Injuries affect all aspects of a person’s life. For instance, the injuries can affect his or her social life and mental status.
Pain and suffering damages can help with this, relieving catastrophic injury victims of some of the pain and stress they have experienced.
But how do we calculate these damages? We’ll tell you everything you need to know.
What Are Pain and Suffering Damages?
In a legal case involving injury due to someone else’s negligence, the victim can seek damages. Typical cases involving negligence are auto accidents, medical malpractice, and industrial accidents. There are 2 basic types of damages in these cases: economic and non-economic.
Economic damages include verifiable losses. There are many examples, including compensation for the following:
- Lost work
- Medical bills
- Repairs and replacements
These losses are proven through documents, such as paychecks and estimates.
Non-economic damages are a bit more tricky, as they are impossible to quantify through documentation:
- Physical pain and suffering
- Mental or emotional anguish
- Loss of companionship
Because these types of grievances cannot be easily measured, courts and attorneys must take different routes to aid in their calculations.
How Are They Calculated?
The way we calculate pain and suffering damages varies with each individual case. There is no “one rule” applied to every scenario. In Texas, total costs are usually found through a multiplier.
An insurance company or your attorney will compile all the economic damages faced. That number is then multiplied by a smaller number (typically between 1 and 5). The smaller number is based on the seriousness of the plaintiff’s condition.
ECONOMIC DAMAGES x SERIOUSNESS OF CONDITION = DAMAGES
Another method used to compute pain and suffering is the per diem formula, which emphasizes the time spent suffering. Through this method, the amount of daily pain is estimated. Next, the insurance agent or attorney determines a daily compensation amount.
That amount is multiplied by the number of days the plaintiff suffered to find the total cost:
DAILY COMPENSATION x NUMBER OF DAYS SUFFERED = DAMAGES
Juries use neither system; however, the numbers calculated by insurance agencies and lawyers create a base sum for negotiations, encouraging parties to settle outside of court.
What Should I Do to Increase Potential Awards?
Increasing the amount of compensation usually requires the following 3 things:
- Taking into account all economic damages
- Assessing the injury’s seriousness
- Considering the time suffered
In many cases, the defense will try to minimize the grievances to make them appear less serious than they are. Consequently, medical documentation is helpful. If the case goes to court, a court physician may also re-evaluate the injury.

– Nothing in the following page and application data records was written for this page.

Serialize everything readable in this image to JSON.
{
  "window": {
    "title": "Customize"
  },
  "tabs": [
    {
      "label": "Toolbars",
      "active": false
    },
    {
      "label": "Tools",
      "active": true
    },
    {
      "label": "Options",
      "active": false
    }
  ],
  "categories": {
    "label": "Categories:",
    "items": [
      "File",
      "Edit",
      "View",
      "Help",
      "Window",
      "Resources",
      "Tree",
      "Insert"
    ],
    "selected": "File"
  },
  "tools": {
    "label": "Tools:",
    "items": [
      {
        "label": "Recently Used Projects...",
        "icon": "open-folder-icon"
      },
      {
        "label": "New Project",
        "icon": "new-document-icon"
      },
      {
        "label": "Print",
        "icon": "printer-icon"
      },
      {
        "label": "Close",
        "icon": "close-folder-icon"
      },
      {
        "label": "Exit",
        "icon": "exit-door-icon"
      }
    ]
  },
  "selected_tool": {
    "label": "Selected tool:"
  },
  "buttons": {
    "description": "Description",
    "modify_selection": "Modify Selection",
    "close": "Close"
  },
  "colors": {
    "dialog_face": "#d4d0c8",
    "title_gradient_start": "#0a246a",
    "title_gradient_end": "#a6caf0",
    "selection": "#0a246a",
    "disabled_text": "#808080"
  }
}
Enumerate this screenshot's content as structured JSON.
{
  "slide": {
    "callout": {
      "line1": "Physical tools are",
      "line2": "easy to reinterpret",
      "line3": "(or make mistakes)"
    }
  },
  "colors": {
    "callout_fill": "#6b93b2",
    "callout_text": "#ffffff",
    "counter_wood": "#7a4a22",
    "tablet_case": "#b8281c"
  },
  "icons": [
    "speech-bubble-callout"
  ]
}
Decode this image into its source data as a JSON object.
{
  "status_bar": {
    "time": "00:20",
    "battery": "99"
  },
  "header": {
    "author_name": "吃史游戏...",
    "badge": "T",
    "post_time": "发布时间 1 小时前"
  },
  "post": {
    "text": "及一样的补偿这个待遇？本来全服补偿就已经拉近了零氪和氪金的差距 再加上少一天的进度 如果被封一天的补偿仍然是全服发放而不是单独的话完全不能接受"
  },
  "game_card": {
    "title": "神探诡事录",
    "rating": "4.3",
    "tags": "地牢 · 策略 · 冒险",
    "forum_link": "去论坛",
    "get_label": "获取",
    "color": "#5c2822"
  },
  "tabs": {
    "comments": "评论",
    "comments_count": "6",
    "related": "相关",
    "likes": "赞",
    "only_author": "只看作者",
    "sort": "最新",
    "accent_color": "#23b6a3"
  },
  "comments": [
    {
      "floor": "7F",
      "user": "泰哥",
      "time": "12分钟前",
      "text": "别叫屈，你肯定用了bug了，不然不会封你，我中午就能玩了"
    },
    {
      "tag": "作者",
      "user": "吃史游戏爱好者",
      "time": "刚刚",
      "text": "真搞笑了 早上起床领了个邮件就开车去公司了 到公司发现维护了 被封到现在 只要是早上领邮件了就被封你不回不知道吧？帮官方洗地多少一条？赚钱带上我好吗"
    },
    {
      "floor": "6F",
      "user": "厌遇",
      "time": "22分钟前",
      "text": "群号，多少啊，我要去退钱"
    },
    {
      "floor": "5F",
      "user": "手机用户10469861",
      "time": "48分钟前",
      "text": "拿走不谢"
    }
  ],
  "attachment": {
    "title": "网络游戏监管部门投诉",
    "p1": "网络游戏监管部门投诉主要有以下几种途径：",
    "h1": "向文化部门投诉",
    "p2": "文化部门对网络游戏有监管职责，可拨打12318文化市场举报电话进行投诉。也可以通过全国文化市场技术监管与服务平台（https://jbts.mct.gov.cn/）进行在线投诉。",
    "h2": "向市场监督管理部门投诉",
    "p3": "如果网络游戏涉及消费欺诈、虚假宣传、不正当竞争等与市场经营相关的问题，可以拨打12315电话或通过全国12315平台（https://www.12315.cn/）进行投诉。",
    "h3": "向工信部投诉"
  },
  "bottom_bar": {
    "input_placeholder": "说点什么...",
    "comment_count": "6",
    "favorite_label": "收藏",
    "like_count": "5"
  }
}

The best way to prepare for your case early on is to keep all documents and record daily inconveniences and time frames.
Get the Help You Need
If you were injured in an accident, you deserve compensation. Pain and suffering damages can help alleviate the daily inconveniences and discomfort you face.

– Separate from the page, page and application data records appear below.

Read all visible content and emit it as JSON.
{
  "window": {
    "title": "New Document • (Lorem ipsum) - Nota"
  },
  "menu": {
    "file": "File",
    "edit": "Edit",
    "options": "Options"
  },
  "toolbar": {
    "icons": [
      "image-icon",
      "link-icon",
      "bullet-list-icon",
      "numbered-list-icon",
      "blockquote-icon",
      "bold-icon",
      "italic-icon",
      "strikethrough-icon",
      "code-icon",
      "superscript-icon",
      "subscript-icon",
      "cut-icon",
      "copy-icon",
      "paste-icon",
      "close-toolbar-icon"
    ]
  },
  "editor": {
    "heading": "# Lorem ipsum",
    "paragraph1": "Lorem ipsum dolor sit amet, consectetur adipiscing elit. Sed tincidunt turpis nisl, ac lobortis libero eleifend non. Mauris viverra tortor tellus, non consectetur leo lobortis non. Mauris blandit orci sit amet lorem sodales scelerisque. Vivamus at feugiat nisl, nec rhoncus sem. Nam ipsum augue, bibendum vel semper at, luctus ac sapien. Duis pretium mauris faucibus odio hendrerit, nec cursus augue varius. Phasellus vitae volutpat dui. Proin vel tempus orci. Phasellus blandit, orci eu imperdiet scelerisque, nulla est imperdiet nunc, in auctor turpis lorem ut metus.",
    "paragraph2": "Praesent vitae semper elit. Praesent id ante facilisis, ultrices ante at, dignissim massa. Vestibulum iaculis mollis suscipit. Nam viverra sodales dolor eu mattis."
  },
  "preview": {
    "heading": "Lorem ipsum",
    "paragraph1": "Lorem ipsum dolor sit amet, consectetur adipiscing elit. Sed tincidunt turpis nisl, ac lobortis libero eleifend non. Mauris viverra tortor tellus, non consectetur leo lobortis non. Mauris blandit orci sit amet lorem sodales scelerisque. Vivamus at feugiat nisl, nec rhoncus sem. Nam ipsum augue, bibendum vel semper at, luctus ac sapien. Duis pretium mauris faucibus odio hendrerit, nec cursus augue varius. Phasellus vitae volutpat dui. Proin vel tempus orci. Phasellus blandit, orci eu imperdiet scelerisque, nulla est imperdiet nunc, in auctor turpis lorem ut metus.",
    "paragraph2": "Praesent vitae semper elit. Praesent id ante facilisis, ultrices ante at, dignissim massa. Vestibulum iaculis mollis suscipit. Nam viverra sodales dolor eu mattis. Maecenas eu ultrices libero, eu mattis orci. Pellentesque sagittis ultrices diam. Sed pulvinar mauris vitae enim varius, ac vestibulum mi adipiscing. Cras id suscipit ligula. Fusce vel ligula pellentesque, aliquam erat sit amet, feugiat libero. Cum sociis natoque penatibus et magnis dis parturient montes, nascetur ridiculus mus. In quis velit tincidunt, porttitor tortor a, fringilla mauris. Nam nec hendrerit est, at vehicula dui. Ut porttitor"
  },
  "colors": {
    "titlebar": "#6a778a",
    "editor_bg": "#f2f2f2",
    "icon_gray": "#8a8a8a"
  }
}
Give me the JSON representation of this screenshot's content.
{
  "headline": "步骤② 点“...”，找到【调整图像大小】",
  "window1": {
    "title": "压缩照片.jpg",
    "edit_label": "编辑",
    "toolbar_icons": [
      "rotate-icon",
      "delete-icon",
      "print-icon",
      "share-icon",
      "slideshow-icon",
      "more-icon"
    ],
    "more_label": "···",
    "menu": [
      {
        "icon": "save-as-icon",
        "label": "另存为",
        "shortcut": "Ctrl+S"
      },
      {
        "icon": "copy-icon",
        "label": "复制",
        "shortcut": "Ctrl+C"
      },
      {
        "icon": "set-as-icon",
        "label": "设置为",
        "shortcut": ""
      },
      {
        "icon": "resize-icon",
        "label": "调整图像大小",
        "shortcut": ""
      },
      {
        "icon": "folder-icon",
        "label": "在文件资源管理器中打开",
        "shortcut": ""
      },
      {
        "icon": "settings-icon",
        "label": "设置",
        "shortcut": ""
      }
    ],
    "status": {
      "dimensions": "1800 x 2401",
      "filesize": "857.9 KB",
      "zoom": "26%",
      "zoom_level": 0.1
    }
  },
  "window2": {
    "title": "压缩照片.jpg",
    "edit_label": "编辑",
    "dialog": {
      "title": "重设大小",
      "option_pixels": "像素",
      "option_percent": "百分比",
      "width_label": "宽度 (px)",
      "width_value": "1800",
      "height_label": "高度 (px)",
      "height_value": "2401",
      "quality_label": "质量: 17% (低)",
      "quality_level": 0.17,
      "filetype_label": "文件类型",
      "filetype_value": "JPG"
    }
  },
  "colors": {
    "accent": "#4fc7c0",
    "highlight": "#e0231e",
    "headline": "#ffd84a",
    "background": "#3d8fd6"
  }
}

Our lawyers want to help you obtain these damages. Contact us today for a free consultation. Let’s get you 1 step closer to relief.